/---

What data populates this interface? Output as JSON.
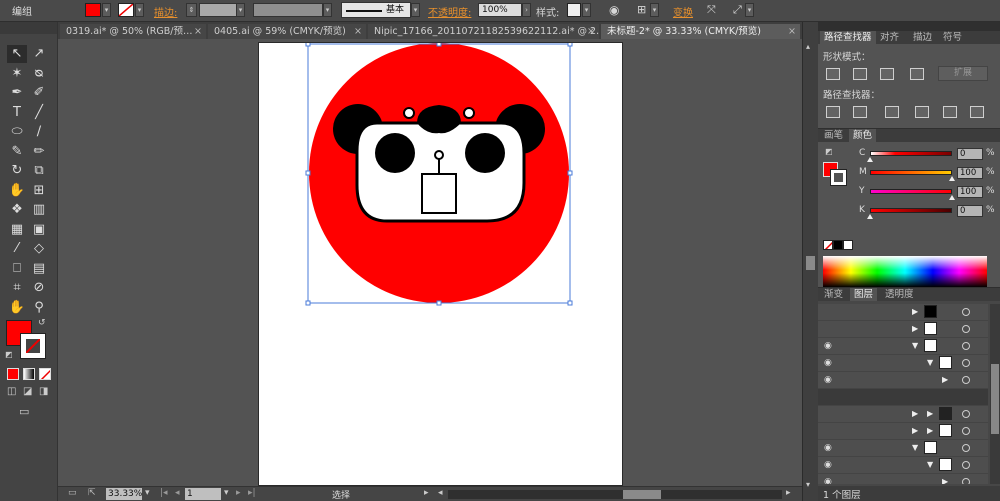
{
  "control_bar": {
    "group_label": "编组",
    "stroke_label": "描边:",
    "brush_label": "基本",
    "opacity_label": "不透明度:",
    "opacity_value": "100%",
    "style_label": "样式:",
    "transform_label": "变换",
    "fill_color": "#ff0000"
  },
  "tabs": [
    {
      "label": "0319.ai* @ 50% (RGB/预…",
      "close": "×"
    },
    {
      "label": "0405.ai @ 59% (CMYK/预览)",
      "close": "×"
    },
    {
      "label": "Nipic_17166_20110721182539622112.ai* @ 2…",
      "close": "×"
    },
    {
      "label": "未标题-2* @ 33.33% (CMYK/预览)",
      "close": "×"
    }
  ],
  "tools": [
    "↖",
    "↗",
    "✶",
    "ᴓ",
    "✒",
    "✐",
    "T",
    "╱",
    "⬭",
    "∕",
    "✎",
    "✏",
    "↻",
    "⧉",
    "✋",
    "⊞",
    "❖",
    "▥",
    "▦",
    "▣",
    "⁄",
    "◇",
    "⎕",
    "▤",
    "⌗",
    "⊘",
    "✋",
    "⚲"
  ],
  "status": {
    "zoom": "33.33%",
    "page": "1",
    "tool_name": "选择"
  },
  "pathfinder": {
    "tabs": [
      "路径查找器",
      "对齐",
      "描边",
      "符号"
    ],
    "shape_modes_label": "形状模式：",
    "expand_label": "扩展",
    "pathfinders_label": "路径查找器："
  },
  "color_panel": {
    "tabs": [
      "画笔",
      "颜色"
    ],
    "channels": [
      {
        "letter": "C",
        "value": "0",
        "level": 0,
        "gradient": "linear-gradient(90deg,#fff,#ff0000 30%,#7a0000)"
      },
      {
        "letter": "M",
        "value": "100",
        "level": 100,
        "gradient": "linear-gradient(90deg,#ff0000,#ffcc00)"
      },
      {
        "letter": "Y",
        "value": "100",
        "level": 100,
        "gradient": "linear-gradient(90deg,#ff00cc,#ff0000)"
      },
      {
        "letter": "K",
        "value": "0",
        "level": 0,
        "gradient": "linear-gradient(90deg,#ff0000,#4a0000)"
      }
    ],
    "percent": "%"
  },
  "layers_panel": {
    "tabs": [
      "渐变",
      "图层",
      "透明度"
    ],
    "layer_count": "1 个图层"
  },
  "colors": {
    "accent_red": "#ff0000",
    "selection_blue": "#4a7bd8"
  }
}
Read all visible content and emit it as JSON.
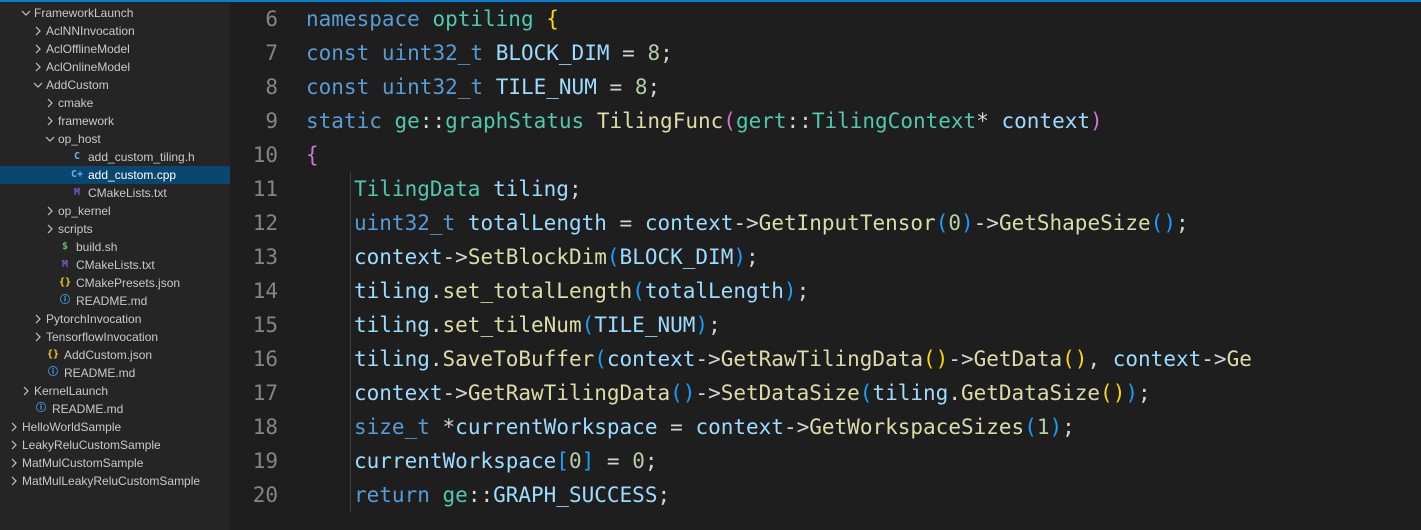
{
  "sidebar": {
    "items": [
      {
        "depth": 0,
        "kind": "folder",
        "open": true,
        "label": "FrameworkLaunch"
      },
      {
        "depth": 1,
        "kind": "folder",
        "open": false,
        "label": "AclNNInvocation"
      },
      {
        "depth": 1,
        "kind": "folder",
        "open": false,
        "label": "AclOfflineModel"
      },
      {
        "depth": 1,
        "kind": "folder",
        "open": false,
        "label": "AclOnlineModel"
      },
      {
        "depth": 1,
        "kind": "folder",
        "open": true,
        "label": "AddCustom"
      },
      {
        "depth": 2,
        "kind": "folder",
        "open": false,
        "label": "cmake"
      },
      {
        "depth": 2,
        "kind": "folder",
        "open": false,
        "label": "framework"
      },
      {
        "depth": 2,
        "kind": "folder",
        "open": true,
        "label": "op_host"
      },
      {
        "depth": 3,
        "kind": "file",
        "icon": "c",
        "label": "add_custom_tiling.h"
      },
      {
        "depth": 3,
        "kind": "file",
        "icon": "cpp",
        "label": "add_custom.cpp",
        "selected": true
      },
      {
        "depth": 3,
        "kind": "file",
        "icon": "cmake",
        "label": "CMakeLists.txt"
      },
      {
        "depth": 2,
        "kind": "folder",
        "open": false,
        "label": "op_kernel"
      },
      {
        "depth": 2,
        "kind": "folder",
        "open": false,
        "label": "scripts"
      },
      {
        "depth": 2,
        "kind": "file",
        "icon": "sh",
        "label": "build.sh"
      },
      {
        "depth": 2,
        "kind": "file",
        "icon": "cmake",
        "label": "CMakeLists.txt"
      },
      {
        "depth": 2,
        "kind": "file",
        "icon": "json",
        "label": "CMakePresets.json"
      },
      {
        "depth": 2,
        "kind": "file",
        "icon": "readme",
        "label": "README.md"
      },
      {
        "depth": 1,
        "kind": "folder",
        "open": false,
        "label": "PytorchInvocation"
      },
      {
        "depth": 1,
        "kind": "folder",
        "open": false,
        "label": "TensorflowInvocation"
      },
      {
        "depth": 1,
        "kind": "file",
        "icon": "json",
        "label": "AddCustom.json"
      },
      {
        "depth": 1,
        "kind": "file",
        "icon": "readme",
        "label": "README.md"
      },
      {
        "depth": 0,
        "kind": "folder",
        "open": false,
        "label": "KernelLaunch"
      },
      {
        "depth": 0,
        "kind": "file",
        "icon": "readme",
        "label": "README.md"
      },
      {
        "depth": -1,
        "kind": "folder",
        "open": false,
        "label": "HelloWorldSample"
      },
      {
        "depth": -1,
        "kind": "folder",
        "open": false,
        "label": "LeakyReluCustomSample"
      },
      {
        "depth": -1,
        "kind": "folder",
        "open": false,
        "label": "MatMulCustomSample"
      },
      {
        "depth": -1,
        "kind": "folder",
        "open": false,
        "label": "MatMulLeakyReluCustomSample"
      }
    ]
  },
  "editor": {
    "first_line": 6,
    "lines": [
      {
        "indent": 0,
        "tokens": [
          [
            "kw",
            "namespace"
          ],
          [
            "sp",
            " "
          ],
          [
            "ns",
            "optiling"
          ],
          [
            "sp",
            " "
          ],
          [
            "br",
            "{"
          ]
        ]
      },
      {
        "indent": 0,
        "tokens": [
          [
            "kw",
            "const"
          ],
          [
            "sp",
            " "
          ],
          [
            "type",
            "uint32_t"
          ],
          [
            "sp",
            " "
          ],
          [
            "var",
            "BLOCK_DIM"
          ],
          [
            "sp",
            " "
          ],
          [
            "op",
            "="
          ],
          [
            "sp",
            " "
          ],
          [
            "num",
            "8"
          ],
          [
            "punc",
            ";"
          ]
        ]
      },
      {
        "indent": 0,
        "tokens": [
          [
            "kw",
            "const"
          ],
          [
            "sp",
            " "
          ],
          [
            "type",
            "uint32_t"
          ],
          [
            "sp",
            " "
          ],
          [
            "var",
            "TILE_NUM"
          ],
          [
            "sp",
            " "
          ],
          [
            "op",
            "="
          ],
          [
            "sp",
            " "
          ],
          [
            "num",
            "8"
          ],
          [
            "punc",
            ";"
          ]
        ]
      },
      {
        "indent": 0,
        "tokens": [
          [
            "kw",
            "static"
          ],
          [
            "sp",
            " "
          ],
          [
            "ctype",
            "ge"
          ],
          [
            "punc",
            "::"
          ],
          [
            "ctype",
            "graphStatus"
          ],
          [
            "sp",
            " "
          ],
          [
            "func",
            "TilingFunc"
          ],
          [
            "br2",
            "("
          ],
          [
            "ctype",
            "gert"
          ],
          [
            "punc",
            "::"
          ],
          [
            "ctype",
            "TilingContext"
          ],
          [
            "op",
            "*"
          ],
          [
            "sp",
            " "
          ],
          [
            "var",
            "context"
          ],
          [
            "br2",
            ")"
          ]
        ]
      },
      {
        "indent": 0,
        "tokens": [
          [
            "br2",
            "{"
          ]
        ]
      },
      {
        "indent": 1,
        "tokens": [
          [
            "ctype",
            "TilingData"
          ],
          [
            "sp",
            " "
          ],
          [
            "var",
            "tiling"
          ],
          [
            "punc",
            ";"
          ]
        ]
      },
      {
        "indent": 1,
        "tokens": [
          [
            "type",
            "uint32_t"
          ],
          [
            "sp",
            " "
          ],
          [
            "var",
            "totalLength"
          ],
          [
            "sp",
            " "
          ],
          [
            "op",
            "="
          ],
          [
            "sp",
            " "
          ],
          [
            "var",
            "context"
          ],
          [
            "op",
            "->"
          ],
          [
            "func",
            "GetInputTensor"
          ],
          [
            "br3",
            "("
          ],
          [
            "num",
            "0"
          ],
          [
            "br3",
            ")"
          ],
          [
            "op",
            "->"
          ],
          [
            "func",
            "GetShapeSize"
          ],
          [
            "br3",
            "("
          ],
          [
            "br3",
            ")"
          ],
          [
            "punc",
            ";"
          ]
        ]
      },
      {
        "indent": 1,
        "tokens": [
          [
            "var",
            "context"
          ],
          [
            "op",
            "->"
          ],
          [
            "func",
            "SetBlockDim"
          ],
          [
            "br3",
            "("
          ],
          [
            "var",
            "BLOCK_DIM"
          ],
          [
            "br3",
            ")"
          ],
          [
            "punc",
            ";"
          ]
        ]
      },
      {
        "indent": 1,
        "tokens": [
          [
            "var",
            "tiling"
          ],
          [
            "punc",
            "."
          ],
          [
            "func",
            "set_totalLength"
          ],
          [
            "br3",
            "("
          ],
          [
            "var",
            "totalLength"
          ],
          [
            "br3",
            ")"
          ],
          [
            "punc",
            ";"
          ]
        ]
      },
      {
        "indent": 1,
        "tokens": [
          [
            "var",
            "tiling"
          ],
          [
            "punc",
            "."
          ],
          [
            "func",
            "set_tileNum"
          ],
          [
            "br3",
            "("
          ],
          [
            "var",
            "TILE_NUM"
          ],
          [
            "br3",
            ")"
          ],
          [
            "punc",
            ";"
          ]
        ]
      },
      {
        "indent": 1,
        "tokens": [
          [
            "var",
            "tiling"
          ],
          [
            "punc",
            "."
          ],
          [
            "func",
            "SaveToBuffer"
          ],
          [
            "br3",
            "("
          ],
          [
            "var",
            "context"
          ],
          [
            "op",
            "->"
          ],
          [
            "func",
            "GetRawTilingData"
          ],
          [
            "br",
            "("
          ],
          [
            "br",
            ")"
          ],
          [
            "op",
            "->"
          ],
          [
            "func",
            "GetData"
          ],
          [
            "br",
            "("
          ],
          [
            "br",
            ")"
          ],
          [
            "punc",
            ","
          ],
          [
            "sp",
            " "
          ],
          [
            "var",
            "context"
          ],
          [
            "op",
            "->"
          ],
          [
            "func",
            "Ge"
          ]
        ]
      },
      {
        "indent": 1,
        "tokens": [
          [
            "var",
            "context"
          ],
          [
            "op",
            "->"
          ],
          [
            "func",
            "GetRawTilingData"
          ],
          [
            "br3",
            "("
          ],
          [
            "br3",
            ")"
          ],
          [
            "op",
            "->"
          ],
          [
            "func",
            "SetDataSize"
          ],
          [
            "br3",
            "("
          ],
          [
            "var",
            "tiling"
          ],
          [
            "punc",
            "."
          ],
          [
            "func",
            "GetDataSize"
          ],
          [
            "br",
            "("
          ],
          [
            "br",
            ")"
          ],
          [
            "br3",
            ")"
          ],
          [
            "punc",
            ";"
          ]
        ]
      },
      {
        "indent": 1,
        "tokens": [
          [
            "type",
            "size_t"
          ],
          [
            "sp",
            " "
          ],
          [
            "op",
            "*"
          ],
          [
            "var",
            "currentWorkspace"
          ],
          [
            "sp",
            " "
          ],
          [
            "op",
            "="
          ],
          [
            "sp",
            " "
          ],
          [
            "var",
            "context"
          ],
          [
            "op",
            "->"
          ],
          [
            "func",
            "GetWorkspaceSizes"
          ],
          [
            "br3",
            "("
          ],
          [
            "num",
            "1"
          ],
          [
            "br3",
            ")"
          ],
          [
            "punc",
            ";"
          ]
        ]
      },
      {
        "indent": 1,
        "tokens": [
          [
            "var",
            "currentWorkspace"
          ],
          [
            "br3",
            "["
          ],
          [
            "num",
            "0"
          ],
          [
            "br3",
            "]"
          ],
          [
            "sp",
            " "
          ],
          [
            "op",
            "="
          ],
          [
            "sp",
            " "
          ],
          [
            "num",
            "0"
          ],
          [
            "punc",
            ";"
          ]
        ]
      },
      {
        "indent": 1,
        "tokens": [
          [
            "kw",
            "return"
          ],
          [
            "sp",
            " "
          ],
          [
            "ctype",
            "ge"
          ],
          [
            "punc",
            "::"
          ],
          [
            "var",
            "GRAPH_SUCCESS"
          ],
          [
            "punc",
            ";"
          ]
        ]
      }
    ]
  }
}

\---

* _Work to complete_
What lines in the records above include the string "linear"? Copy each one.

* _Exercise response_
        "gradient": "linear-gradient(90deg,#fff,#ff0000 30%,#7a0000)"
        "gradient": "linear-gradient(90deg,#ff0000,#ffcc00)"
        "gradient": "linear-gradient(90deg,#ff00cc,#ff0000)"
        "gradient": "linear-gradient(90deg,#ff0000,#4a0000)"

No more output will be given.